**How to complete this task:** Across the whole listing, filter for the string "Subsystem" and copy every line that has it.

○ ○ ○ ○ ○

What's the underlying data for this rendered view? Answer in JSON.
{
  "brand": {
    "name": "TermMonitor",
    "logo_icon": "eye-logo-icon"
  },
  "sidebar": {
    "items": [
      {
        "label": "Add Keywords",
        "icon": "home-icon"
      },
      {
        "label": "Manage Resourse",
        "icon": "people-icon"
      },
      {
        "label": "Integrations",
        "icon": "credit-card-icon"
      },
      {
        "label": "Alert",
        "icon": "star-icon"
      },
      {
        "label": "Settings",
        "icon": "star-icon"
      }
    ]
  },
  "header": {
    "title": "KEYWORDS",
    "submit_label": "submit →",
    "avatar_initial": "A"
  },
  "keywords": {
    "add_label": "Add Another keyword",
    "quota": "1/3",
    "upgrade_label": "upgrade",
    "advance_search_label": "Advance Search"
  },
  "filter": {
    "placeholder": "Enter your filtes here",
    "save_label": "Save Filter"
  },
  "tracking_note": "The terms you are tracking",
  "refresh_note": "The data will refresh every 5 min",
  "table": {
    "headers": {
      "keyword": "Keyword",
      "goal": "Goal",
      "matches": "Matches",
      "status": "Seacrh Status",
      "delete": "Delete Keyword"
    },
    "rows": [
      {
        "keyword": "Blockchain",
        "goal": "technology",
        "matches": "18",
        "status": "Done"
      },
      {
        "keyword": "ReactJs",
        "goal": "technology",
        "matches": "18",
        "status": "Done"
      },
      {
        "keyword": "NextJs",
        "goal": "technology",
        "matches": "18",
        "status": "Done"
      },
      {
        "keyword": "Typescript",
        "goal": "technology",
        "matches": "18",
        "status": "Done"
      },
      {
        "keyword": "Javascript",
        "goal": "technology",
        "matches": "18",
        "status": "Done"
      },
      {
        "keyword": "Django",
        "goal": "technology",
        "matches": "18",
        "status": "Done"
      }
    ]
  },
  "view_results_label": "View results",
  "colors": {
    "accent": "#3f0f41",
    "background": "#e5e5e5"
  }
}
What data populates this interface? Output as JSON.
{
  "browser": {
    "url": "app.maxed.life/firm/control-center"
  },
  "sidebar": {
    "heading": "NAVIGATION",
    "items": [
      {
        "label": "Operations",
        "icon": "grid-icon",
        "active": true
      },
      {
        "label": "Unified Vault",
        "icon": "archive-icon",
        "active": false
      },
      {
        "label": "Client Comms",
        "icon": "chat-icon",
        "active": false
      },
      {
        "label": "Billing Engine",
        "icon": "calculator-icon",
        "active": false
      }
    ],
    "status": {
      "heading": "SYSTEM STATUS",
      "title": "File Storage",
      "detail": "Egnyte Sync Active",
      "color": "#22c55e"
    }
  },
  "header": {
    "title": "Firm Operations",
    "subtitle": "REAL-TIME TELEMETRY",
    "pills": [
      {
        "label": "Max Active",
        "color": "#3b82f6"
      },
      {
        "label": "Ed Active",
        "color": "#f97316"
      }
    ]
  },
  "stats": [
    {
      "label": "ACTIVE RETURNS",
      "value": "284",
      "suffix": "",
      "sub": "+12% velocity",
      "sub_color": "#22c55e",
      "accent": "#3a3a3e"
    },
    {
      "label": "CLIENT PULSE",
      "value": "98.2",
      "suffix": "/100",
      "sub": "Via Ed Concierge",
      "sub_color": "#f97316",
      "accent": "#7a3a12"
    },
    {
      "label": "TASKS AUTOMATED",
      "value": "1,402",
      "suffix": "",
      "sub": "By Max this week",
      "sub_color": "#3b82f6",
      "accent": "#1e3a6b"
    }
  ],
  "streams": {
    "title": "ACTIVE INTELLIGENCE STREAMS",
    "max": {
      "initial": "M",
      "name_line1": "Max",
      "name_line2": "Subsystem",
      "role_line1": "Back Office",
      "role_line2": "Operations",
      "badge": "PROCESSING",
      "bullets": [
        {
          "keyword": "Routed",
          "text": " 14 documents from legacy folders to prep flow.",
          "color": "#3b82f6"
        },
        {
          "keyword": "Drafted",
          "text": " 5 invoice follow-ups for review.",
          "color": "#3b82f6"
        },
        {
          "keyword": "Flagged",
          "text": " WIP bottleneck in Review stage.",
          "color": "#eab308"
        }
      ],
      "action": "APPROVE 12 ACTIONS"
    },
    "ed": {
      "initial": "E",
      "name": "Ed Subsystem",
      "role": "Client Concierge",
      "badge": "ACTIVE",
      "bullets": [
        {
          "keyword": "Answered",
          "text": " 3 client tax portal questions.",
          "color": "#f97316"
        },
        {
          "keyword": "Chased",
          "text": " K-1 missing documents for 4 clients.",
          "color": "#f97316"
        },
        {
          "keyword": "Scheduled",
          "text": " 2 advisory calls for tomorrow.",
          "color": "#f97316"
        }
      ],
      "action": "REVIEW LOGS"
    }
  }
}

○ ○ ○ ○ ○

**Result:**
      "name_line2": "Subsystem",
      "name": "Ed Subsystem",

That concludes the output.